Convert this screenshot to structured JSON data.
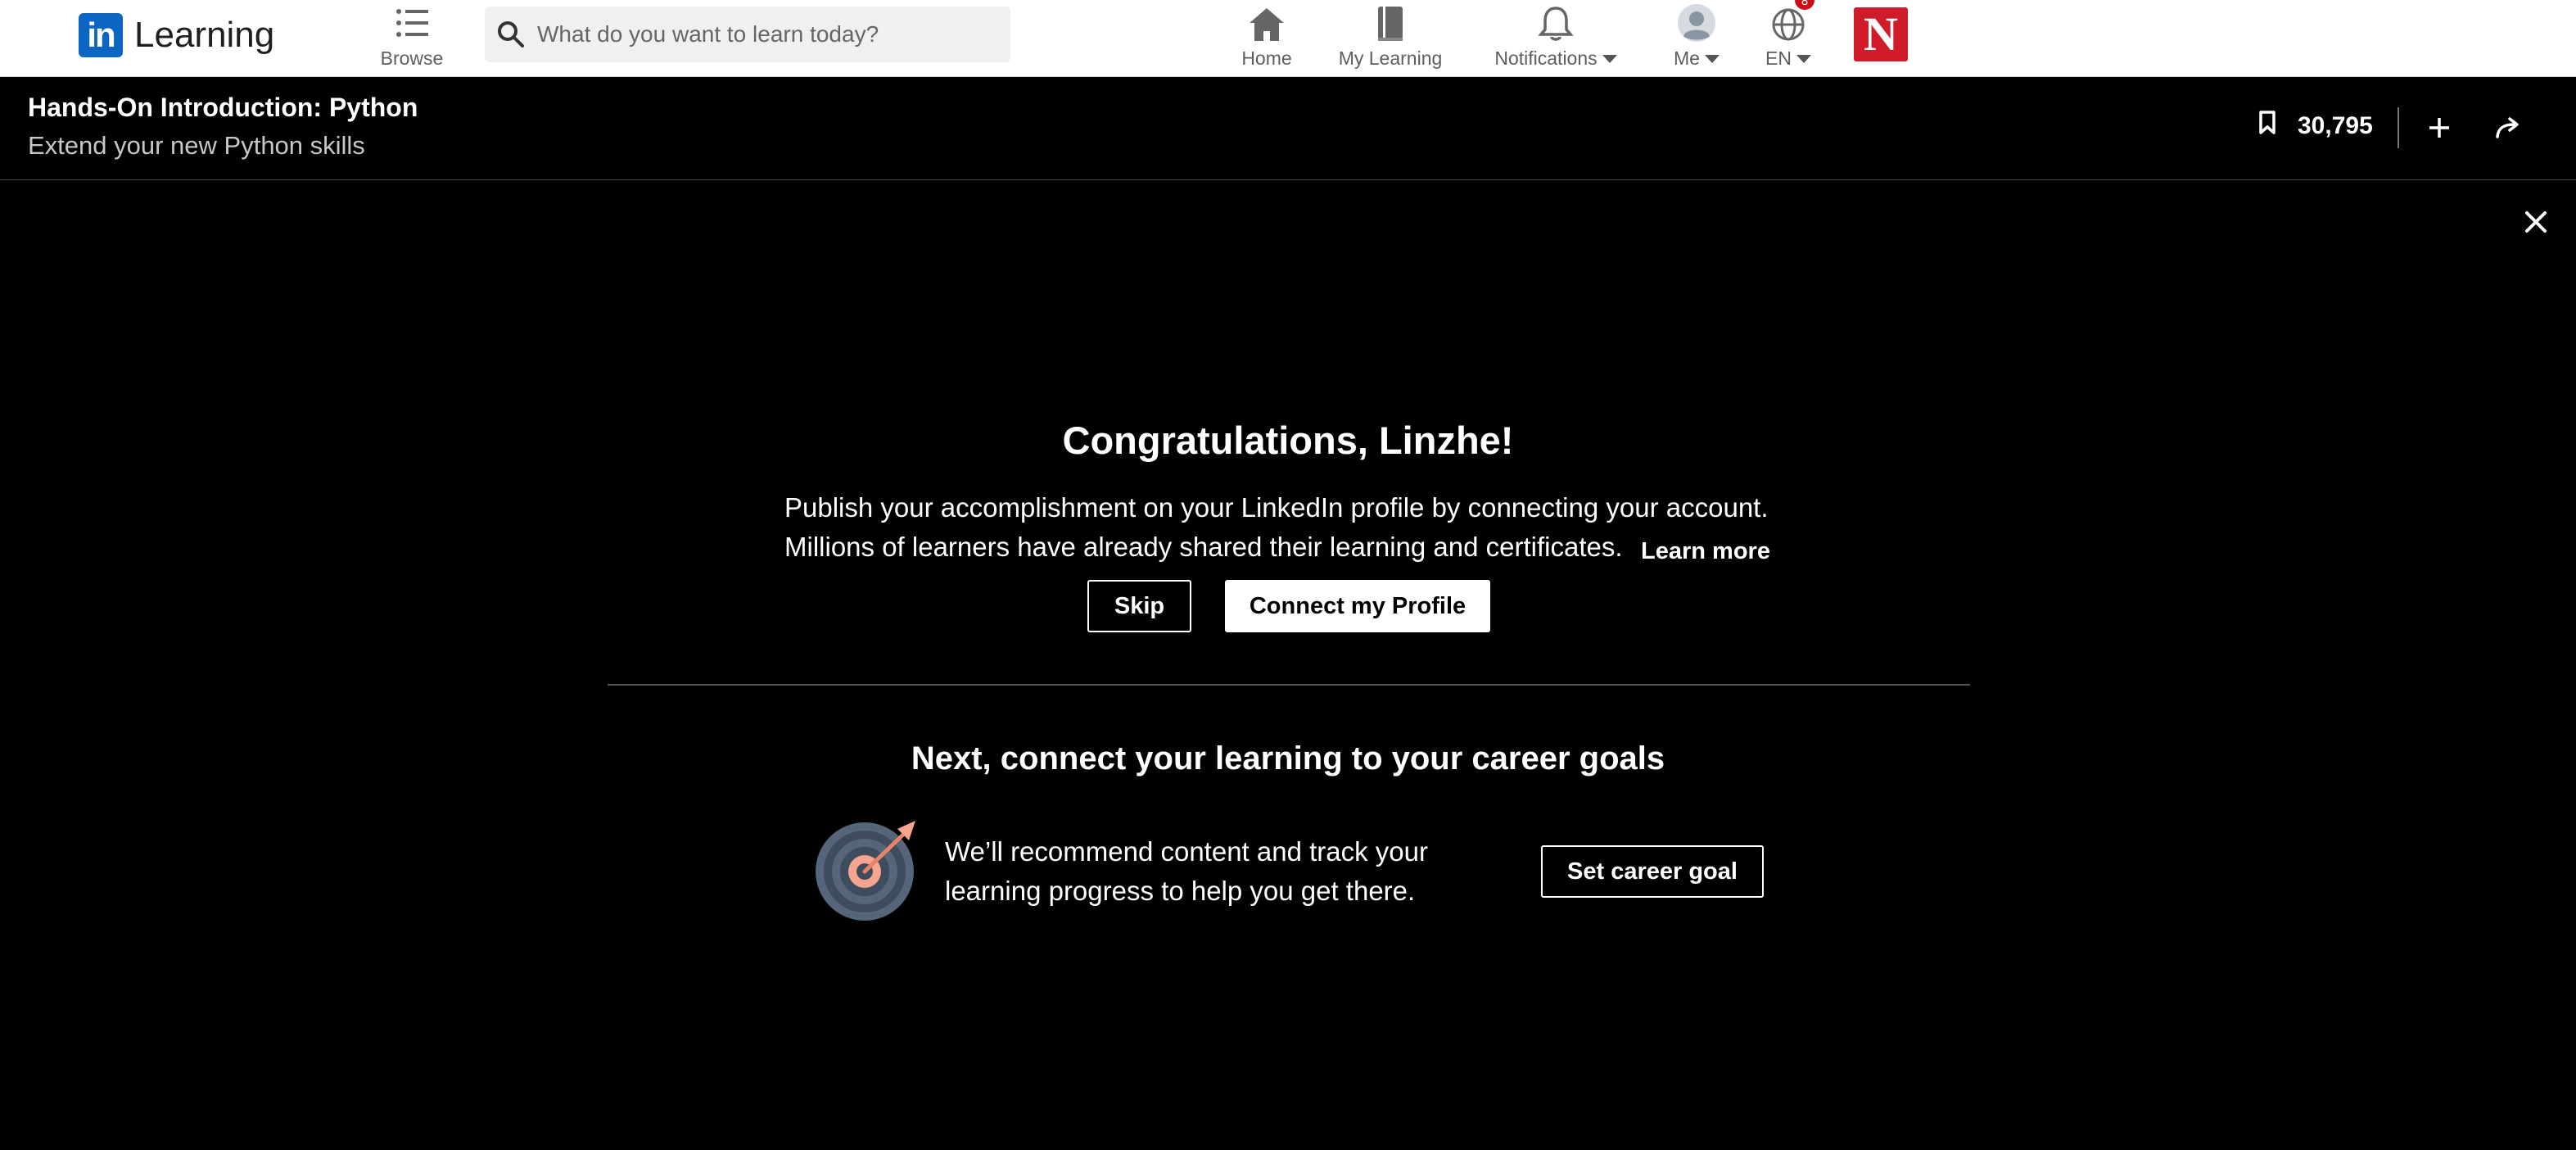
{
  "nav": {
    "logo_mark": "in",
    "logo_text": "Learning",
    "browse_label": "Browse",
    "search_placeholder": "What do you want to learn today?",
    "home_label": "Home",
    "my_learning_label": "My Learning",
    "notifications_label": "Notifications",
    "me_label": "Me",
    "language_label": "EN",
    "language_badge": "8",
    "brand_mark": "N"
  },
  "course": {
    "title": "Hands-On Introduction: Python",
    "subtitle": "Extend your new Python skills",
    "save_count": "30,795"
  },
  "congrats": {
    "heading": "Congratulations, Linzhe!",
    "line1": "Publish your accomplishment on your LinkedIn profile by connecting your account.",
    "line2": "Millions of learners have already shared their learning and certificates.",
    "learn_more": "Learn more",
    "skip_label": "Skip",
    "connect_label": "Connect my Profile"
  },
  "career": {
    "heading": "Next, connect your learning to your career goals",
    "line1": "We’ll recommend content and track your",
    "line2": "learning progress to help you get there.",
    "button_label": "Set career goal"
  },
  "colors": {
    "brand_blue": "#0a66c2",
    "brand_red": "#d01c2a",
    "background": "#000000"
  }
}
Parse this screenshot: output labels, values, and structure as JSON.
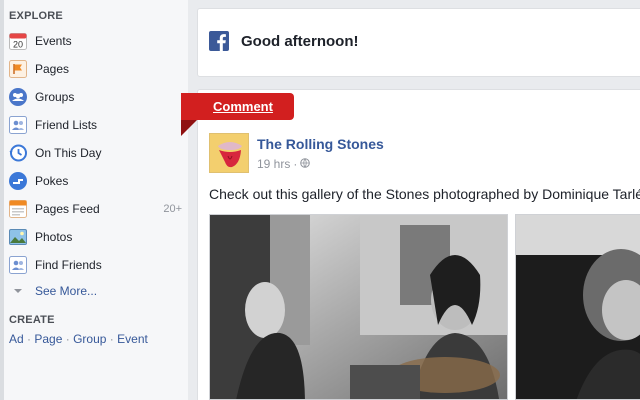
{
  "sidebar": {
    "explore_heading": "EXPLORE",
    "items": [
      {
        "label": "Events",
        "icon": "calendar-icon",
        "badge": "20"
      },
      {
        "label": "Pages",
        "icon": "flag-icon"
      },
      {
        "label": "Groups",
        "icon": "groups-icon"
      },
      {
        "label": "Friend Lists",
        "icon": "friend-list-icon"
      },
      {
        "label": "On This Day",
        "icon": "clock-icon"
      },
      {
        "label": "Pokes",
        "icon": "poke-icon"
      },
      {
        "label": "Pages Feed",
        "icon": "pages-feed-icon",
        "count": "20+"
      },
      {
        "label": "Photos",
        "icon": "photo-icon"
      },
      {
        "label": "Find Friends",
        "icon": "find-friends-icon"
      }
    ],
    "see_more": "See More...",
    "create_heading": "CREATE",
    "create_links": [
      "Ad",
      "Page",
      "Group",
      "Event"
    ],
    "separator": "·"
  },
  "greeting": {
    "text": "Good afternoon!",
    "icon": "facebook-logo-icon"
  },
  "comment_ribbon": {
    "label": "Comment"
  },
  "post": {
    "page_name": "The Rolling Stones",
    "time": "19 hrs",
    "separator": "·",
    "privacy_icon": "globe-icon",
    "avatar_icon": "rolling-stones-tongue-icon",
    "text": "Check out this gallery of the Stones photographed by Dominique Tarlé"
  },
  "colors": {
    "link_blue": "#365899",
    "facebook_blue": "#3b5998",
    "ribbon_red": "#d21f1f",
    "page_bg": "#e9ebee"
  }
}
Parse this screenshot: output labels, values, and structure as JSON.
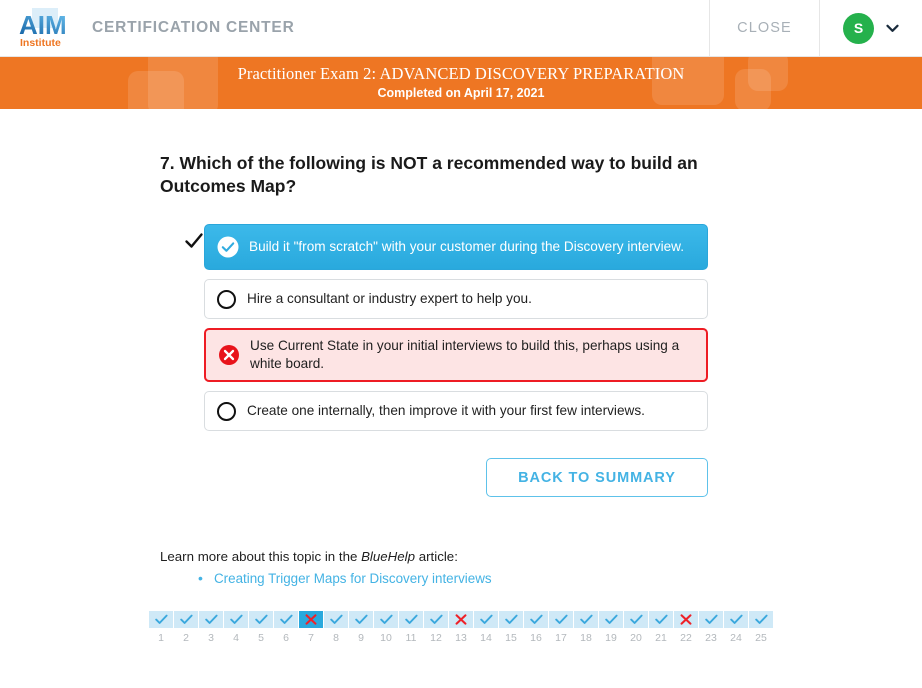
{
  "header": {
    "logo_alt": "AIM Institute",
    "logo_main": "AIM",
    "logo_sub": "Institute",
    "brand_title": "CERTIFICATION CENTER",
    "close_label": "CLOSE",
    "avatar_initial": "S",
    "accent_green": "#25b14c",
    "muted_gray": "#9aa3ab"
  },
  "banner": {
    "title": "Practitioner Exam 2: ADVANCED DISCOVERY PREPARATION",
    "subtitle": "Completed on April 17, 2021",
    "bg_color": "#ee7623"
  },
  "question": {
    "number": "7",
    "text": "7. Which of the following is NOT a recommended way to build an Outcomes Map?"
  },
  "options": [
    {
      "text": "Build it \"from scratch\" with your customer during the Discovery interview.",
      "state": "correct-answer",
      "icon": "check-circle-icon",
      "correct_tick": true
    },
    {
      "text": "Hire a consultant or industry expert to help you.",
      "state": "neutral",
      "icon": "radio-empty-icon",
      "correct_tick": false
    },
    {
      "text": "Use Current State in your initial interviews to build this, perhaps using a white board.",
      "state": "user-wrong",
      "icon": "x-circle-icon",
      "correct_tick": false
    },
    {
      "text": "Create one internally, then improve it with your first few interviews.",
      "state": "neutral",
      "icon": "radio-empty-icon",
      "correct_tick": false
    }
  ],
  "actions": {
    "back_label": "BACK TO SUMMARY",
    "accent_blue": "#44b3e4"
  },
  "learn_more": {
    "prefix": "Learn more about this topic in the ",
    "source": "BlueHelp",
    "suffix": " article:",
    "links": [
      "Creating Trigger Maps for Discovery interviews"
    ]
  },
  "nav": {
    "items": [
      {
        "num": "1",
        "result": "correct"
      },
      {
        "num": "2",
        "result": "correct"
      },
      {
        "num": "3",
        "result": "correct"
      },
      {
        "num": "4",
        "result": "correct"
      },
      {
        "num": "5",
        "result": "correct"
      },
      {
        "num": "6",
        "result": "correct"
      },
      {
        "num": "7",
        "result": "wrong",
        "active": true
      },
      {
        "num": "8",
        "result": "correct"
      },
      {
        "num": "9",
        "result": "correct"
      },
      {
        "num": "10",
        "result": "correct"
      },
      {
        "num": "11",
        "result": "correct"
      },
      {
        "num": "12",
        "result": "correct"
      },
      {
        "num": "13",
        "result": "wrong"
      },
      {
        "num": "14",
        "result": "correct"
      },
      {
        "num": "15",
        "result": "correct"
      },
      {
        "num": "16",
        "result": "correct"
      },
      {
        "num": "17",
        "result": "correct"
      },
      {
        "num": "18",
        "result": "correct"
      },
      {
        "num": "19",
        "result": "correct"
      },
      {
        "num": "20",
        "result": "correct"
      },
      {
        "num": "21",
        "result": "correct"
      },
      {
        "num": "22",
        "result": "wrong"
      },
      {
        "num": "23",
        "result": "correct"
      },
      {
        "num": "24",
        "result": "correct"
      },
      {
        "num": "25",
        "result": "correct"
      }
    ]
  }
}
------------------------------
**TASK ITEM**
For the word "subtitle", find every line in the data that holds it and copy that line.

**EXERCISE RESPONSE**
    "subtitle": "Extend your new Python skills",
    "subtitle": "Completed on April 17, 2021",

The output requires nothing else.